#### [WHAT IS NEEDED]
If a line in the entries includes "title", show that line.

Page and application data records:
______________________________

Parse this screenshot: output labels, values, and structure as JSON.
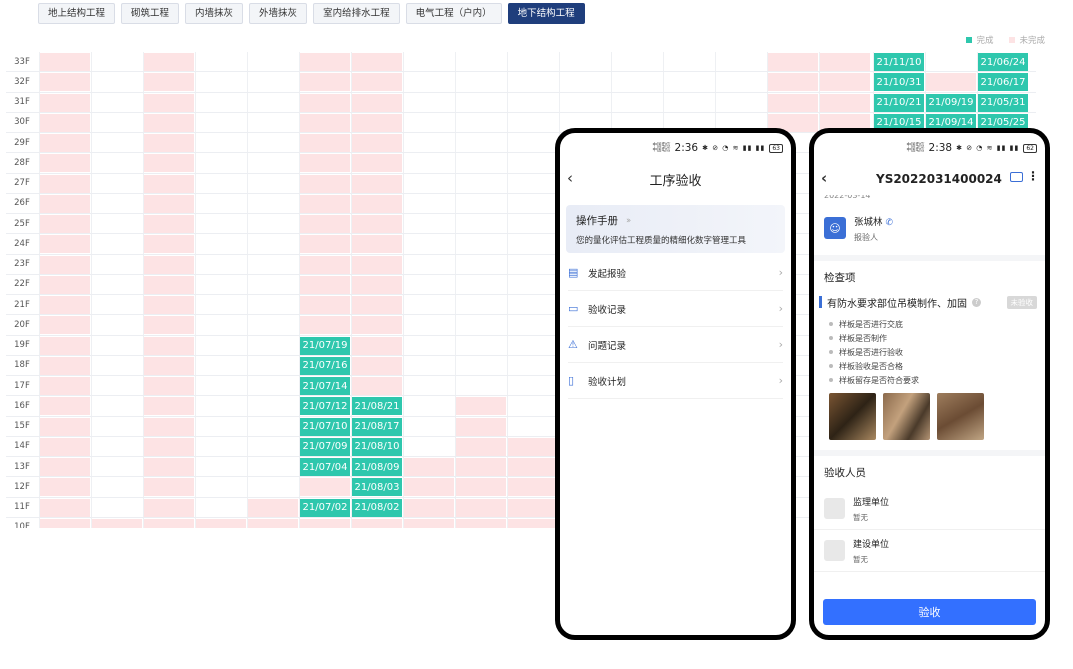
{
  "tabs": [
    {
      "label": "地上结构工程",
      "active": false
    },
    {
      "label": "砌筑工程",
      "active": false
    },
    {
      "label": "内墙抹灰",
      "active": false
    },
    {
      "label": "外墙抹灰",
      "active": false
    },
    {
      "label": "室内给排水工程",
      "active": false
    },
    {
      "label": "电气工程（户内）",
      "active": false
    },
    {
      "label": "地下结构工程",
      "active": true
    }
  ],
  "legend": [
    {
      "label": "完成",
      "color": "#2ec7ad"
    },
    {
      "label": "未完成",
      "color": "#fde3e4"
    }
  ],
  "floors": [
    "33F",
    "32F",
    "31F",
    "30F",
    "29F",
    "28F",
    "27F",
    "26F",
    "25F",
    "24F",
    "23F",
    "22F",
    "21F",
    "20F",
    "19F",
    "18F",
    "17F",
    "16F",
    "15F",
    "14F",
    "13F",
    "12F",
    "11F",
    "10F"
  ],
  "grid": {
    "33F": {
      "pink": [
        0,
        2,
        5,
        6,
        14,
        15,
        16
      ],
      "done": {
        "16": "21/11/10",
        "18": "21/06/24"
      }
    },
    "32F": {
      "pink": [
        0,
        2,
        5,
        6,
        14,
        15,
        17
      ],
      "done": {
        "16": "21/10/31",
        "18": "21/06/17"
      }
    },
    "31F": {
      "pink": [
        0,
        2,
        5,
        6,
        14,
        15
      ],
      "done": {
        "16": "21/10/21",
        "17": "21/09/19",
        "18": "21/05/31"
      }
    },
    "30F": {
      "pink": [
        0,
        2,
        5,
        6,
        14,
        15
      ],
      "done": {
        "16": "21/10/15",
        "17": "21/09/14",
        "18": "21/05/25"
      }
    },
    "29F": {
      "pink": [
        0,
        2,
        5,
        6
      ],
      "done": {}
    },
    "28F": {
      "pink": [
        0,
        2,
        5,
        6
      ],
      "done": {}
    },
    "27F": {
      "pink": [
        0,
        2,
        5,
        6
      ],
      "done": {}
    },
    "26F": {
      "pink": [
        0,
        2,
        5,
        6
      ],
      "done": {}
    },
    "25F": {
      "pink": [
        0,
        2,
        5,
        6
      ],
      "done": {}
    },
    "24F": {
      "pink": [
        0,
        2,
        5,
        6
      ],
      "done": {}
    },
    "23F": {
      "pink": [
        0,
        2,
        5,
        6
      ],
      "done": {}
    },
    "22F": {
      "pink": [
        0,
        2,
        5,
        6
      ],
      "done": {}
    },
    "21F": {
      "pink": [
        0,
        2,
        5,
        6
      ],
      "done": {}
    },
    "20F": {
      "pink": [
        0,
        2,
        5,
        6
      ],
      "done": {}
    },
    "19F": {
      "pink": [
        0,
        2,
        6
      ],
      "done": {
        "5": "21/07/19"
      }
    },
    "18F": {
      "pink": [
        0,
        2,
        6
      ],
      "done": {
        "5": "21/07/16"
      }
    },
    "17F": {
      "pink": [
        0,
        2,
        6
      ],
      "done": {
        "5": "21/07/14"
      }
    },
    "16F": {
      "pink": [
        0,
        2,
        8
      ],
      "done": {
        "5": "21/07/12",
        "6": "21/08/21"
      }
    },
    "15F": {
      "pink": [
        0,
        2,
        8
      ],
      "done": {
        "5": "21/07/10",
        "6": "21/08/17"
      }
    },
    "14F": {
      "pink": [
        0,
        2,
        8,
        9
      ],
      "done": {
        "5": "21/07/09",
        "6": "21/08/10"
      }
    },
    "13F": {
      "pink": [
        0,
        2,
        7,
        8,
        9
      ],
      "done": {
        "5": "21/07/04",
        "6": "21/08/09"
      }
    },
    "12F": {
      "pink": [
        0,
        2,
        5,
        7,
        8,
        9
      ],
      "done": {
        "6": "21/08/03"
      }
    },
    "11F": {
      "pink": [
        0,
        2,
        4,
        7,
        8,
        9
      ],
      "done": {
        "5": "21/07/02",
        "6": "21/08/02"
      }
    },
    "10F": {
      "pink": [
        0,
        1,
        2,
        3,
        4,
        5,
        6,
        7,
        8,
        9
      ],
      "done": {}
    }
  },
  "phone1": {
    "status": {
      "carrier1": "中国电信",
      "carrier2": "中国电信",
      "time": "2:36",
      "icons": "✱ ⊘ ◔ ≋ ▮▮ ▮▮",
      "battery": "63"
    },
    "title": "工序验收",
    "manual": {
      "title": "操作手册",
      "desc": "您的量化评估工程质量的精细化数字管理工具"
    },
    "menu": [
      {
        "label": "发起报验",
        "icon": "▤"
      },
      {
        "label": "验收记录",
        "icon": "▭"
      },
      {
        "label": "问题记录",
        "icon": "⚠"
      },
      {
        "label": "验收计划",
        "icon": "▯"
      }
    ]
  },
  "phone2": {
    "status": {
      "carrier1": "中国电信",
      "carrier2": "中国电信",
      "time": "2:38",
      "icons": "✱ ⊘ ◔ ≋ ▮▮ ▮▮",
      "battery": "62"
    },
    "title": "YS2022031400024",
    "date_cut": "2022-03-14",
    "reporter": {
      "name": "张城林",
      "role": "报验人"
    },
    "check_section": "检查项",
    "item": {
      "title": "有防水要求部位吊模制作、加固",
      "tag": "未验收",
      "checks": [
        "样板是否进行交底",
        "样板是否制作",
        "样板是否进行验收",
        "样板验收是否合格",
        "样板留存是否符合要求"
      ]
    },
    "people_section": "验收人员",
    "people": [
      {
        "role": "监理单位",
        "value": "暂无"
      },
      {
        "role": "建设单位",
        "value": "暂无"
      }
    ],
    "button": "验收"
  }
}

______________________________

#### [ANSWER SECTION]
    "title": "工序验收",
      "title": "操作手册",
    "title": "YS2022031400024",
      "title": "有防水要求部位吊模制作、加固",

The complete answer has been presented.